John Jay


The Federalist Papers, undoubtedly the most important document for understanding the U.S. Constitution, was the combined effort by John Jay (1745–1829), Alexander Hamilton, and James Madison. Jay wrote only five of the papers, but in honor of his role as the first Chief Justice of the Supreme Court, we include here, under his name, the Constitution, its various Amendments, and the Articles of Confederation.

Federalist No. 2

After Hamilton's introduction in Federalist No. 1, John Jay offers us the first substantive discussion. From the beginning, the Founders understood that our nation was under the special protection of the Divinity.

The Constitution of the United States

Our nation's Constitution describes the world's oldest functioning system of representative democracy. The division of power into three co-equal branches is the central political feature of the document.

The Original Bill of Rights and Other Amendments

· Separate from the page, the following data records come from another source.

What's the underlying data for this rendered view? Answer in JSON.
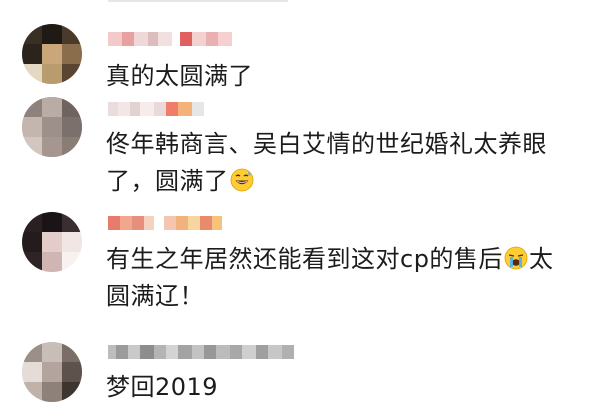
{
  "comments": [
    {
      "username": "",
      "text": "真的太圆满了",
      "avatar": "avatar-dark-portrait"
    },
    {
      "username": "",
      "text_before_emoji": "佟年韩商言、吴白艾情的世纪婚礼太养眼了，圆满了",
      "emoji": "grinning-sweat-emoji",
      "avatar": "avatar-grey-portrait"
    },
    {
      "username": "",
      "text_before_emoji": "有生之年居然还能看到这对cp的售后",
      "emoji": "crying-emoji",
      "text_after_emoji": "太圆满辽！",
      "avatar": "avatar-long-hair-portrait"
    },
    {
      "username": "",
      "text": "梦回2019",
      "avatar": "avatar-light-portrait"
    }
  ],
  "colors": {
    "text": "#1c1c1c",
    "username_pixels": [
      "#f2a3a3",
      "#e66a6a",
      "#f5c28a",
      "#cfcfcf",
      "#9a9a9a"
    ]
  }
}
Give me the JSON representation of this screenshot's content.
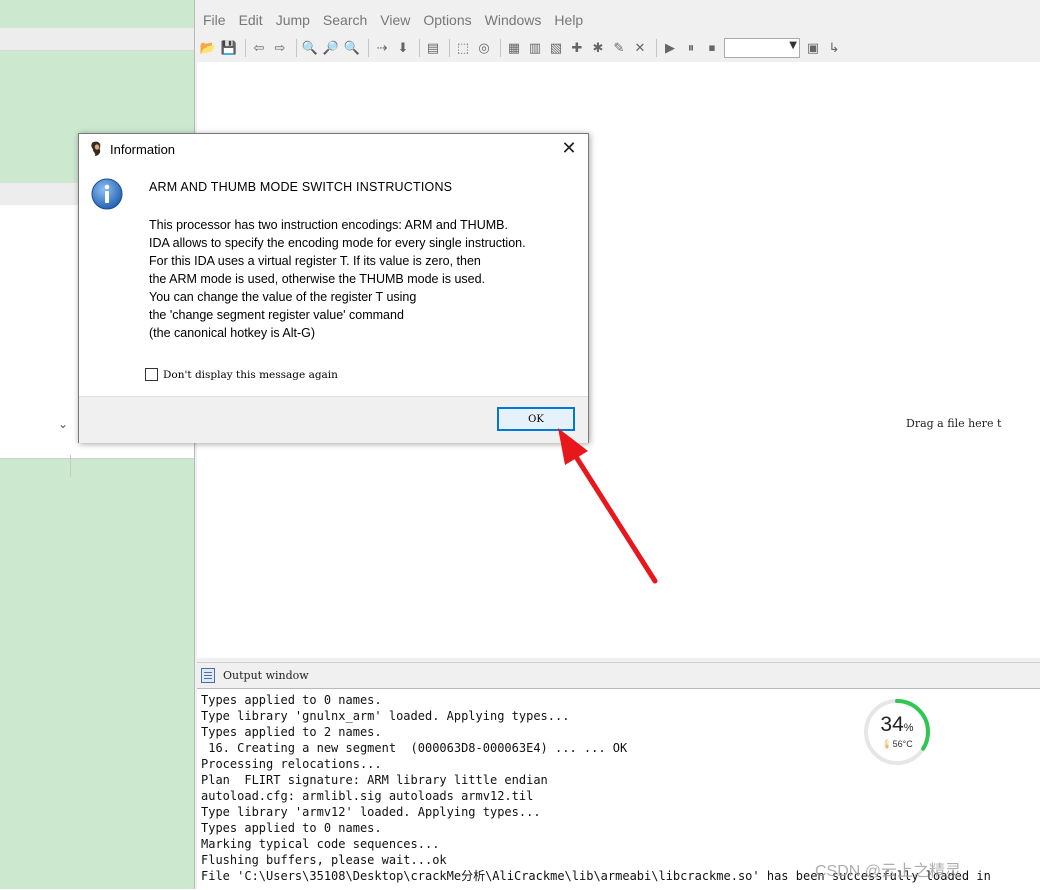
{
  "menu": [
    "File",
    "Edit",
    "Jump",
    "Search",
    "View",
    "Options",
    "Windows",
    "Help"
  ],
  "toolbar_icons": [
    "open-icon",
    "save-icon",
    "sep",
    "back-icon",
    "forward-icon",
    "sep",
    "find-text-icon",
    "find-binary-icon",
    "find-imm-icon",
    "sep",
    "find-next-icon",
    "down-icon",
    "sep",
    "graph-icon",
    "sep",
    "hex-icon",
    "disk-icon",
    "sep",
    "structs-icon",
    "enums-icon",
    "names-icon",
    "add-icon",
    "debug-icon",
    "edit-icon",
    "close-x-icon",
    "sep",
    "play-icon",
    "pause-icon",
    "stop-icon"
  ],
  "toolbar_icons_end": [
    "attach-icon",
    "step-icon"
  ],
  "workarea": {
    "drag_hint": "Drag a file here t"
  },
  "output": {
    "title": "Output window",
    "lines": [
      "Types applied to 0 names.",
      "Type library 'gnulnx_arm' loaded. Applying types...",
      "Types applied to 2 names.",
      " 16. Creating a new segment  (000063D8-000063E4) ... ... OK",
      "Processing relocations...",
      "Plan  FLIRT signature: ARM library little endian",
      "autoload.cfg: armlibl.sig autoloads armv12.til",
      "Type library 'armv12' loaded. Applying types...",
      "Types applied to 0 names.",
      "Marking typical code sequences...",
      "Flushing buffers, please wait...ok",
      "File 'C:\\Users\\35108\\Desktop\\crackMe分析\\AliCrackme\\lib\\armeabi\\libcrackme.so' has been successfully loaded in"
    ]
  },
  "gauge": {
    "percent": "34",
    "percent_unit": "%",
    "percent_value": 34,
    "temp": "56°C",
    "color": "#2fc652"
  },
  "watermark": "CSDN @云上之精灵",
  "dialog": {
    "title": "Information",
    "heading": "ARM AND THUMB MODE SWITCH INSTRUCTIONS",
    "lines": [
      "This processor has two instruction encodings: ARM and THUMB.",
      "IDA allows to specify the encoding mode for every single instruction.",
      "For this IDA uses a virtual register T. If its value is zero, then",
      "the ARM mode is used, otherwise the THUMB mode is used.",
      "You can change the value of the register T using",
      "the 'change segment register value' command",
      "(the canonical hotkey is Alt-G)"
    ],
    "checkbox_label": "Don't display this message again",
    "checkbox_checked": false,
    "ok_label": "OK",
    "close_glyph": "✕"
  },
  "annotation": {
    "color": "#e8171c"
  }
}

The U.S. Constitution would not have been ratified by the states had not Congress promised it would soon add a Bill of Rights. The Ninth and Tenth Amendments acknowledge that our rights precede government.

The Articles of Confederation

The United States of America lived under the Declaration of Independence from 1776 to 1781, when the Confederation began. This union was accomplished under the the "Great Governor of the World."